RIC Temporary Constable Arthur Frederick Poole (aged 21) from Kings Cross, London (Kilmichael ambush)
Date of incident: 28 Nov. 1920
Sources: CE, 30 Nov., 1, 3 Dec. 1920; II, 30 Nov. 1920; CCE, 4 Dec. 1920; Military Inquests, WO 35/152/1 (TNA); Patrick O’Brien’s WS 812, 14-17 (BMH); Timothy Keohane’s WS 1295, 5-7 (BMH); Edward Young’s WS 1402, 13-16 (BMH); Barry (1949, 1989), 36-51; Deasy (1973), 169-76; Hart (1998), 21-38; Abbott (2000), 156-63; Kautt (2010), 99-118; Leeson (2011), 101, 129; Sheehan (2011), 14, 30, 121, 146; Morrison (2012), 160-72; Townshend (2013), 210-15; Murphy (2014), 65-156; irishmedals.org (accessed 28 July 2014); http://www.theauxiliaries.com/men-alphabetical/men-p-q/poole/poole.html (27 Sept. 2015); http://theauxiliaries.com/companies/c-coy/c-coy.html (accessed 28 April 2016).
Note: A native of London, Poole was a temporary constable (Black and Tan) employed as a driver for the Auxiliary patrol ambushed at Kilmichael.
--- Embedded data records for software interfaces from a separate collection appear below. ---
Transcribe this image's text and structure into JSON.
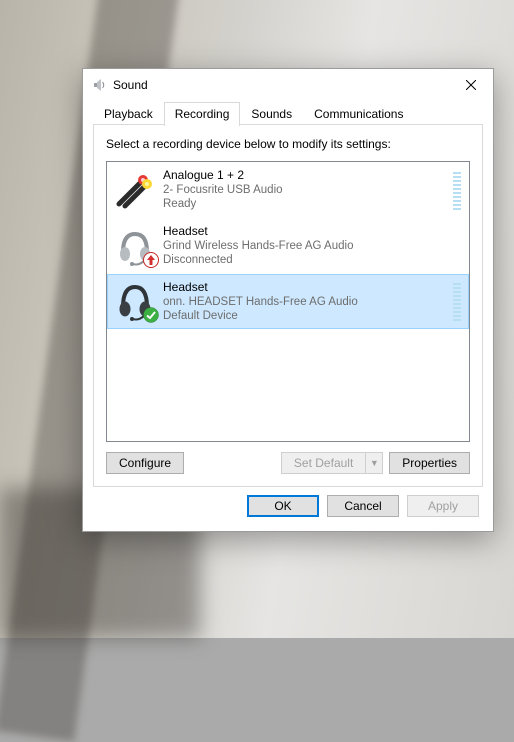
{
  "window": {
    "title": "Sound"
  },
  "tabs": {
    "playback": "Playback",
    "recording": "Recording",
    "sounds": "Sounds",
    "communications": "Communications",
    "active": "recording"
  },
  "recording": {
    "prompt": "Select a recording device below to modify its settings:",
    "devices": [
      {
        "name": "Analogue 1 + 2",
        "desc": "2- Focusrite USB Audio",
        "status": "Ready",
        "icon": "rca-cable",
        "badge": null,
        "meter": true,
        "selected": false
      },
      {
        "name": "Headset",
        "desc": "Grind Wireless Hands-Free AG Audio",
        "status": "Disconnected",
        "icon": "headset",
        "badge": "disconnected",
        "meter": false,
        "selected": false
      },
      {
        "name": "Headset",
        "desc": "onn. HEADSET Hands-Free AG Audio",
        "status": "Default Device",
        "icon": "headset",
        "badge": "default",
        "meter": true,
        "selected": true
      }
    ],
    "buttons": {
      "configure": "Configure",
      "set_default": "Set Default",
      "properties": "Properties"
    }
  },
  "dialog_buttons": {
    "ok": "OK",
    "cancel": "Cancel",
    "apply": "Apply"
  }
}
His body was found with those killed from the first tender (close together), of which he was presumably the driver. Evidence from the military court of inquiry suggests that he died from four bullet wounds to the neck and shoulder; he had also suffered extensive depressed fractures in the bones of the face and head caused by a heavy blunt instrument after death. This examination of his injuries supports the contention that the first tender was stopped by gunfire from an IRA marksman in the first instance (probably Sonny Dave Crowley), but the fractures may have been a consequence of a subsequent grenade explosion. See Murphy (2014), 72, 152-53, 193, 203. Poole had only two months of service with the ADRIC. He had previously been a motor fitter and a soldier. During the Great War he had served in the Royal Air Force. He and his four brothers had all come through the war unscathed. He was interred in Kensal Rise Cemetery in London. See Abbott (2000), 162.